He served the Jin dynasty 金 (1115-1234) in the Censorate (yushitai 御史臺), and then became a registrar (jingli 經歷) of Shi Tianze 史天澤 (1202-1275), commander of Zhending 真定 (today's Zhengding 正定, Hebei). In 1266 he was appointed consultant in the Palace Secretariat (canyi zhongshusheng shi 參議中書省事). Under the rule of Qubilai Qaɣan (Yuan Shizu 元世祖, r. 1260-1294), Zhang was made a Confucian lecturer of the emperor.
His book is a report on Zhang's participation in a travel to Mongolia to welcome Qubilai in 1247. The opening fascicle (juanshou 卷首) is missing. The text covers a journey of ten ten months and speaks of the landscape, mentions the remains of the Great Wall, military posts and fortifications of the Kitans, the pleasure palace of a princess, local tribes, the appearance of the Gobi Desert, and observations of agriculture.
The afterword (ba 跋) written by Hu Xiangrong 胡祥鑅 (jinshi degree 1898) adds information from contemporary authors and is thus of critical value.
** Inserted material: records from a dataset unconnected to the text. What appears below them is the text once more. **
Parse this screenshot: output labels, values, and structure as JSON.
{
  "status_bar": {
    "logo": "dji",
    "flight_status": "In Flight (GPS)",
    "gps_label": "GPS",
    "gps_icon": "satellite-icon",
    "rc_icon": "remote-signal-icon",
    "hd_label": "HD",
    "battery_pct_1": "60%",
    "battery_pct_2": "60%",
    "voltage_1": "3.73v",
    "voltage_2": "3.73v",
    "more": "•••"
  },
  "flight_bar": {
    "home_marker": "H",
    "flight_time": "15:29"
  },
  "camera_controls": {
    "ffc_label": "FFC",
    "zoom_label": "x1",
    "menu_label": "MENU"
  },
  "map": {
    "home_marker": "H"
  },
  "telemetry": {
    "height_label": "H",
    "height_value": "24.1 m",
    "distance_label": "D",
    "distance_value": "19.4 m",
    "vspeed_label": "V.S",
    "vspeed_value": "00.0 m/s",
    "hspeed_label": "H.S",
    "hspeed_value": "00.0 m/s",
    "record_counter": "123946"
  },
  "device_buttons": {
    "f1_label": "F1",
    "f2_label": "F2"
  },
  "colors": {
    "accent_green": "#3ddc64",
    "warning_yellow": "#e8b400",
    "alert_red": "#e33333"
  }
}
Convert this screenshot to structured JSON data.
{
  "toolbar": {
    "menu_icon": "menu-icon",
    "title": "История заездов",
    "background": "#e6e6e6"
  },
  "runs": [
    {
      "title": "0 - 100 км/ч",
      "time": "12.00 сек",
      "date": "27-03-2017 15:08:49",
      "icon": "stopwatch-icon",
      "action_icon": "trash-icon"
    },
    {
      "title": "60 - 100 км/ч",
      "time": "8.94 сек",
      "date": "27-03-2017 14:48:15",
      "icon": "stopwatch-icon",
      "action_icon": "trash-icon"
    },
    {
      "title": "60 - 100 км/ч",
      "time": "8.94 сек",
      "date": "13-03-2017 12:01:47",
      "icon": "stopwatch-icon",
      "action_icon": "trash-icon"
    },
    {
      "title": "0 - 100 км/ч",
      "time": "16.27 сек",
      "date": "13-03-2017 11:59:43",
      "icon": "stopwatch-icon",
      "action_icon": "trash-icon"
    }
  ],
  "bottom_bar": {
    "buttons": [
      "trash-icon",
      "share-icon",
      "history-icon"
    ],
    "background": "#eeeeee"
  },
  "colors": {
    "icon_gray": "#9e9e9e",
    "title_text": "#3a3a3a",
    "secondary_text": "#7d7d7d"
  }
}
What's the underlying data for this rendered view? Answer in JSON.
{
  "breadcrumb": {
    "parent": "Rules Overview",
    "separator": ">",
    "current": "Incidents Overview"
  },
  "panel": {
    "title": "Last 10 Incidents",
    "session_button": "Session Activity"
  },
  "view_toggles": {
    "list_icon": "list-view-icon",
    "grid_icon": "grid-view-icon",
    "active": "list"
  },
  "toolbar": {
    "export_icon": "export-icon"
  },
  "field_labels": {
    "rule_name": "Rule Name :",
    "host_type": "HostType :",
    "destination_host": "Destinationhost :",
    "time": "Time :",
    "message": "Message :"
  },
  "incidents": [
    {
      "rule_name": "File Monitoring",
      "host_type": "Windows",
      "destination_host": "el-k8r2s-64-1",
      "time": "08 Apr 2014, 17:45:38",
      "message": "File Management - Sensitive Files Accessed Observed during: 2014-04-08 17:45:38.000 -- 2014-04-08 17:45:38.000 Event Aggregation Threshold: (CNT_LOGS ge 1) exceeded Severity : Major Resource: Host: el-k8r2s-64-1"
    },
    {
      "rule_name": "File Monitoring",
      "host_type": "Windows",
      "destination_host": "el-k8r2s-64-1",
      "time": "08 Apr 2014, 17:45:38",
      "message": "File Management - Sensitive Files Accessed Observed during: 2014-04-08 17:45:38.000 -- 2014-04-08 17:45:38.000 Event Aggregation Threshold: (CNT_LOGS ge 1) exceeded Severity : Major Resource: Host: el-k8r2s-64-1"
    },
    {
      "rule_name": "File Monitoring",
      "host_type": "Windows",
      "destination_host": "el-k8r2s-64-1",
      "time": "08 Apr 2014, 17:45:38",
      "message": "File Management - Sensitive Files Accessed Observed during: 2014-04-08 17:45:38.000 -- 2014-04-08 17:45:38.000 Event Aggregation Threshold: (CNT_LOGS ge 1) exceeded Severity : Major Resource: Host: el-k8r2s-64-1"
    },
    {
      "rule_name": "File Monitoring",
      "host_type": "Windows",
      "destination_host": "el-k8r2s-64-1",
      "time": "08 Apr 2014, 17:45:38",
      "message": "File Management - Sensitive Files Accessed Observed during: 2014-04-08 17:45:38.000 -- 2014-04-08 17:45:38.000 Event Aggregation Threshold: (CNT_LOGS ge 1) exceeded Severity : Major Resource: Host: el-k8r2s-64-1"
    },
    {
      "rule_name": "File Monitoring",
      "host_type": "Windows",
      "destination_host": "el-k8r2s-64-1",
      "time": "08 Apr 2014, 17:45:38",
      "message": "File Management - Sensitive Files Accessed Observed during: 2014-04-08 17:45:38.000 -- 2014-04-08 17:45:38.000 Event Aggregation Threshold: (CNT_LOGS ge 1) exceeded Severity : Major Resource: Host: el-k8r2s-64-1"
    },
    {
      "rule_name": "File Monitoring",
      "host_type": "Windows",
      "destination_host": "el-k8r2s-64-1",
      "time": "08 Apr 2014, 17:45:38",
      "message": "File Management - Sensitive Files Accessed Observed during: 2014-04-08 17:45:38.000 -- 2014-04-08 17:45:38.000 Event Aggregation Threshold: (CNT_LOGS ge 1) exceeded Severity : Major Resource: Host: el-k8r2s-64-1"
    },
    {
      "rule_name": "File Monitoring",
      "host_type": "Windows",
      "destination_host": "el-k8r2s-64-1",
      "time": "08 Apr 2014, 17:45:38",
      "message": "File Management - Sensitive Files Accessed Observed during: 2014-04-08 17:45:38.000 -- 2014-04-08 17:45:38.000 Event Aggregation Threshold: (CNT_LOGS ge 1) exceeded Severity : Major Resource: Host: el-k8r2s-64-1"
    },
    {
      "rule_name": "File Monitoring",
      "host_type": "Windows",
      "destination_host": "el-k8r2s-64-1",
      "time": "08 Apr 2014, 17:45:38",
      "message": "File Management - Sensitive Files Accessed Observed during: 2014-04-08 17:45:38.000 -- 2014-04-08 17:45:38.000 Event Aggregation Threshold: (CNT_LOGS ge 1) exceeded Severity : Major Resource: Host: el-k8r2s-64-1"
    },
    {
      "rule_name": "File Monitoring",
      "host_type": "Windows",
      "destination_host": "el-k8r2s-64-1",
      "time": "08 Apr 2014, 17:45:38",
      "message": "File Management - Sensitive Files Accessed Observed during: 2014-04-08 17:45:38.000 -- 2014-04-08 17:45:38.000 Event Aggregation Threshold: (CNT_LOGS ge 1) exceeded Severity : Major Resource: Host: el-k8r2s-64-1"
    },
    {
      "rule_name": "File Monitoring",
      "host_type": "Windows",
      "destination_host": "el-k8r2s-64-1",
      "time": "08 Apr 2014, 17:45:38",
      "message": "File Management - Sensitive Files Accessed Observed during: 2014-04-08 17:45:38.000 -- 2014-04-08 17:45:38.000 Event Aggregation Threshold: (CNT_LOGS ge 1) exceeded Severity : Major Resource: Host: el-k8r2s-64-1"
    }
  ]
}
The first Western scholar interested in this book was the Archimandrite Palladij, Pjotr I. Kafarov (1817-1878), who wrote a critical translation.
The text is found in the series Huangchao fanshu yudi congshu 皇朝藩屬輿地叢書. It is accidentally integrated into the writings of Wang Yun 王惲 (1227-1304), Qiujian ji 秋澗集 (100 Yutang jiahua 玉堂嘉話), and is partially cited by Su Tianjue 蘇天爵 (1294-1352) in his biographical collection Yuanchao mingchen shilüe 元朝名臣事略.